*Task*.
Scan the lines below for the string "kind" and copy every one that has it.

*Excerpted records*.

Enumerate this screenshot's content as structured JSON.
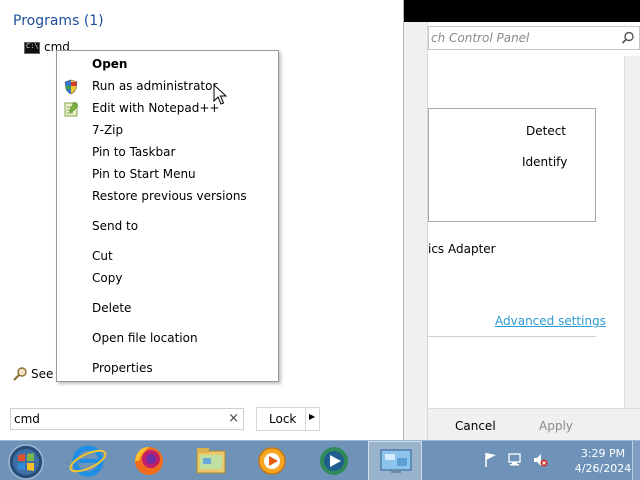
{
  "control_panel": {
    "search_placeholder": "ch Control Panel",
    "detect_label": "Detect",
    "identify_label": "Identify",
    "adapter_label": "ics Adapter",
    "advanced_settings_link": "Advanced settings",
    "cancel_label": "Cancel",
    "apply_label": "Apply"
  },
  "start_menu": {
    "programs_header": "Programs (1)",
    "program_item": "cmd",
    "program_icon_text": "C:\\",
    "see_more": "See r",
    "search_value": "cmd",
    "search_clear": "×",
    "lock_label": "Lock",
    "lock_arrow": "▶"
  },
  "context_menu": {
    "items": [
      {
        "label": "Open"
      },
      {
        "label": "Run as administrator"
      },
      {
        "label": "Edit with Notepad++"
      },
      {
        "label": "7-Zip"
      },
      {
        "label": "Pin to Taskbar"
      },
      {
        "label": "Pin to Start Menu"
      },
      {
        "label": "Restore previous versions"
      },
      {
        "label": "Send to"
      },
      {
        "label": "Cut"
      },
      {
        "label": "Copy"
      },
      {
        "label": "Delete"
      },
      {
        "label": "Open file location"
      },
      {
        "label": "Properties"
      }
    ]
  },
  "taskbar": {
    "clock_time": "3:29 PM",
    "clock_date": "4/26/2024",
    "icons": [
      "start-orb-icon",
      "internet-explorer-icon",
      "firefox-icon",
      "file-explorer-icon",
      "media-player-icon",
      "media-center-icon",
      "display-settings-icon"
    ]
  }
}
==
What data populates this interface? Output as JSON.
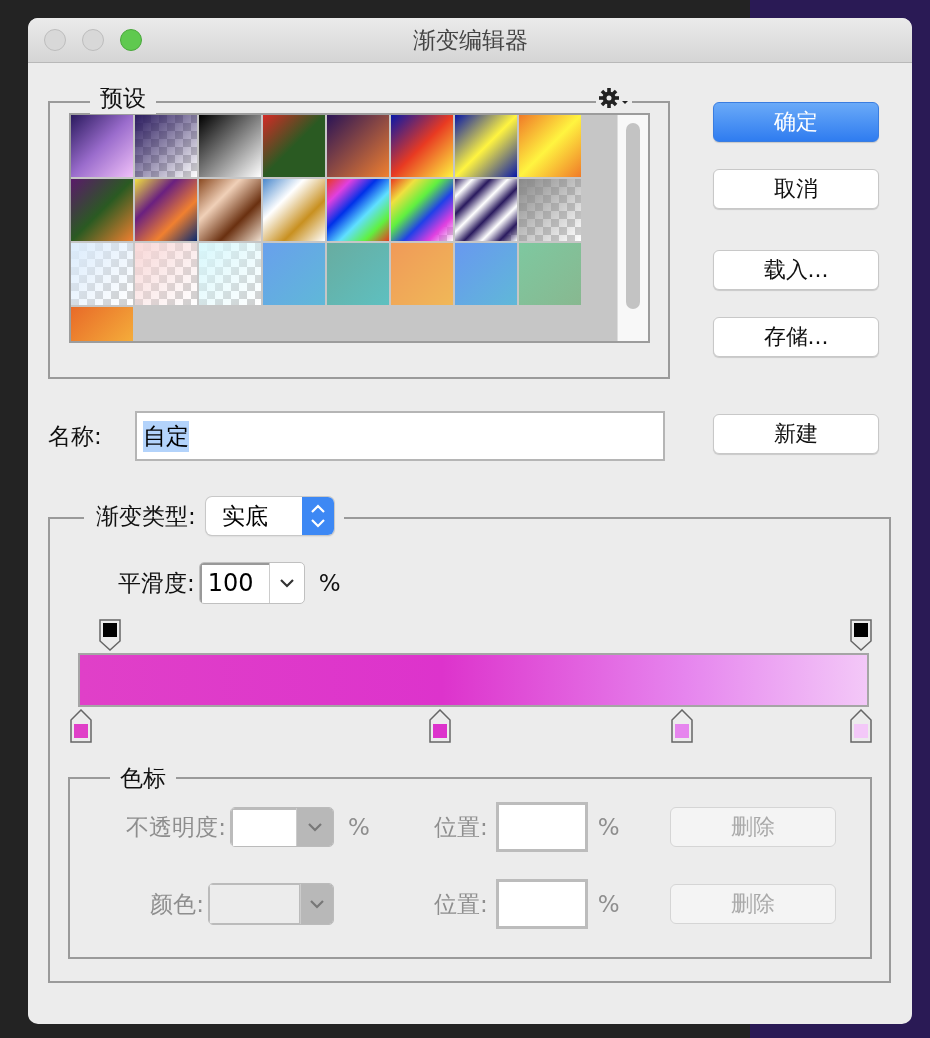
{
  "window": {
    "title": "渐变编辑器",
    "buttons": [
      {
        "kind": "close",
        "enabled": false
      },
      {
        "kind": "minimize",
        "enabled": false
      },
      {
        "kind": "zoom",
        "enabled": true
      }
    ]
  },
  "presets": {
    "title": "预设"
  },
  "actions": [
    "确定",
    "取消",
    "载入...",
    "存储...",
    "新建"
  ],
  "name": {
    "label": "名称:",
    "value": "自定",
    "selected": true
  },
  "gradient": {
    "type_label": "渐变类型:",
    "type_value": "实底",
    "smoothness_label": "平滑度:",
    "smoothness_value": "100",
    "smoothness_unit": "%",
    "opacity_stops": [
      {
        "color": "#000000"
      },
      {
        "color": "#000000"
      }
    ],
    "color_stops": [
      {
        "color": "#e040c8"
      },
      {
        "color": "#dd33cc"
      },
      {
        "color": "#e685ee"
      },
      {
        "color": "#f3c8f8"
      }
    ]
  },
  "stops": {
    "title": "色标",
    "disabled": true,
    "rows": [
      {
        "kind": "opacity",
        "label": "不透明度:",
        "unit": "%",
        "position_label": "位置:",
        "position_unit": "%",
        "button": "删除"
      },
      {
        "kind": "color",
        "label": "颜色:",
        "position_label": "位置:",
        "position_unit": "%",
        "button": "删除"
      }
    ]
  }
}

*Solution to the problem*.
        "kind": "close",
        "kind": "minimize",
        "kind": "zoom",
        "kind": "opacity",
        "kind": "color",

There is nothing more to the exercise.